“Thar she blows!” “Where away?” “Three points off the lee bow, sir.” “Raise up your wheel. Steady!”
Illustration: I.W. Taber. Source: Wikipedia
It’s easy to become obsessed. Melville’s famous novel Moby-Dick describes Captain Ahab’s obsession with a giant albino sperm whale. On a previous voyage, the white whale had bitten off Ahab’s leg, leaving him with a prosthesis. Ahab goes on a mission of revenge, casting his spell over the rest of the crew. His fanaticism robs him of all caution. In the end, Moby-Dick destroys the ship and drags Ahab to the bottom.
When you’ve suffered a loss in the market, the best thing to do is to put it behind you. Sometimes it’s because the nature of the economy has changed. Sometimes there was an unexpected development—new management, or some external factor. Sometimes you simply miscalculated. Whatever the reason, it’s important to understand that markets are forward-looking. They take current circumstances and future expectations and try to discount all the expected cash-flows to a present value. That’s what market prices represent.

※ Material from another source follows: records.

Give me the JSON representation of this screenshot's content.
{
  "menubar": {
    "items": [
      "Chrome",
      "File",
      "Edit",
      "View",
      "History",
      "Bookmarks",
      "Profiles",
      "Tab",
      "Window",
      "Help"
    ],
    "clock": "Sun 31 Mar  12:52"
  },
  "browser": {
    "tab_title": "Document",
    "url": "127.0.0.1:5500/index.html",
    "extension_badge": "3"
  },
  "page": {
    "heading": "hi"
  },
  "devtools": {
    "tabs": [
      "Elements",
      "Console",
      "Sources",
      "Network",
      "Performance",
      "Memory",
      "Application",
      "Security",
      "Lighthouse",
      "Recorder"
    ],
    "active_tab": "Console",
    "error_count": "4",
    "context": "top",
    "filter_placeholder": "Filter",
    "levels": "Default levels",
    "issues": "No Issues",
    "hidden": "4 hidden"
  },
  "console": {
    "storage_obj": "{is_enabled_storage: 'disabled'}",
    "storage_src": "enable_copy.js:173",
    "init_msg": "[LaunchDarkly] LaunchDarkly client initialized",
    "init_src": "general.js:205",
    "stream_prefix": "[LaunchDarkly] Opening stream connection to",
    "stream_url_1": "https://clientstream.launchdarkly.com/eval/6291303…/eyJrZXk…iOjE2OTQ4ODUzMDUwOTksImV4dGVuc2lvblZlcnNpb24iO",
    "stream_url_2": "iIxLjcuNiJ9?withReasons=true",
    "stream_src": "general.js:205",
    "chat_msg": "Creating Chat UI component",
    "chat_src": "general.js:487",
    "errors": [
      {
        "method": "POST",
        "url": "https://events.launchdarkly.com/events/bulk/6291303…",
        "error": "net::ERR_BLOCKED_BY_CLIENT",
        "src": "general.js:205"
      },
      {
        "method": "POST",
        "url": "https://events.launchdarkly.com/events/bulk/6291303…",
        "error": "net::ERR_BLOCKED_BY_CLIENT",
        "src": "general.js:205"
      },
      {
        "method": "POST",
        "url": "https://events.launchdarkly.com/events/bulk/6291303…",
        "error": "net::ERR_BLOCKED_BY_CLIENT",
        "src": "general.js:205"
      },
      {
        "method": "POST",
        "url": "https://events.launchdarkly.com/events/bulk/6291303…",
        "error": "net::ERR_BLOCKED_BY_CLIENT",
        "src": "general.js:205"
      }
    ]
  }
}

S&P 500 for the last 2 years. Source: Bloomberg
So when they move significantly, it’s because the outlook is different. A stock doesn’t know that you own it, and it certainly doesn’t care what the price was when you bought it. Investors can get obsessed with “getting out even.” But that’s a mistake. The only reason to worry about where you bought a stock is to manage your tax-liability.
In the midst of the conflict, Ahab was given a final chance to give up his fanatical quest, but he rejects this—to his doom. Investors need to be sure they’re thinking and planning rationally—and not obsessively.
Douglas R. Tengdin, CFA
Chief Investment Officer
[tags Moby-Dick, obsession, cost-basis